MATERIAL TO PROCESS
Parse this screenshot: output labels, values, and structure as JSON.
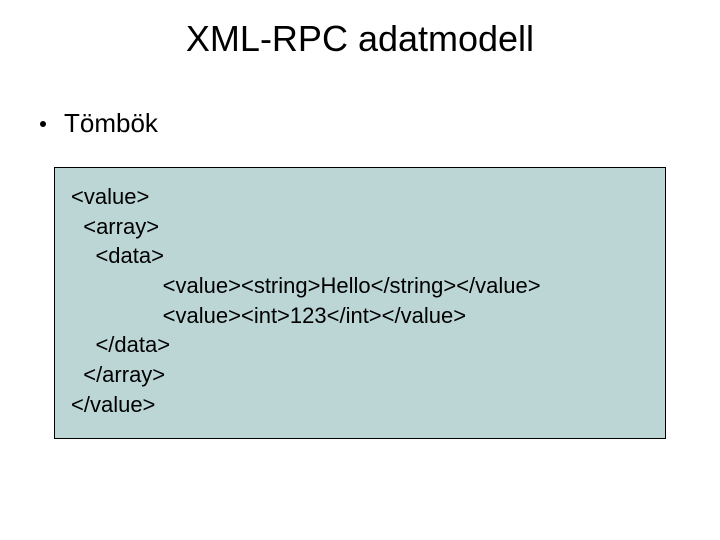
{
  "title": "XML-RPC adatmodell",
  "bullet": "Tömbök",
  "code": {
    "l1": "<value>",
    "l2": "  <array>",
    "l3": "    <data>",
    "l4": "               <value><string>Hello</string></value>",
    "l5": "               <value><int>123</int></value>",
    "l6": "    </data>",
    "l7": "  </array>",
    "l8": "</value>"
  }
}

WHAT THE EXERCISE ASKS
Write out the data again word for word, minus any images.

RESPONSE AREA
Parse this screenshot: output labels, values, and structure as JSON.
{
  "title": "XML-RPC adatmodell",
  "bullet": "Tömbök",
  "code": {
    "l1": "<value>",
    "l2": "  <array>",
    "l3": "    <data>",
    "l4": "               <value><string>Hello</string></value>",
    "l5": "               <value><int>123</int></value>",
    "l6": "    </data>",
    "l7": "  </array>",
    "l8": "</value>"
  }
}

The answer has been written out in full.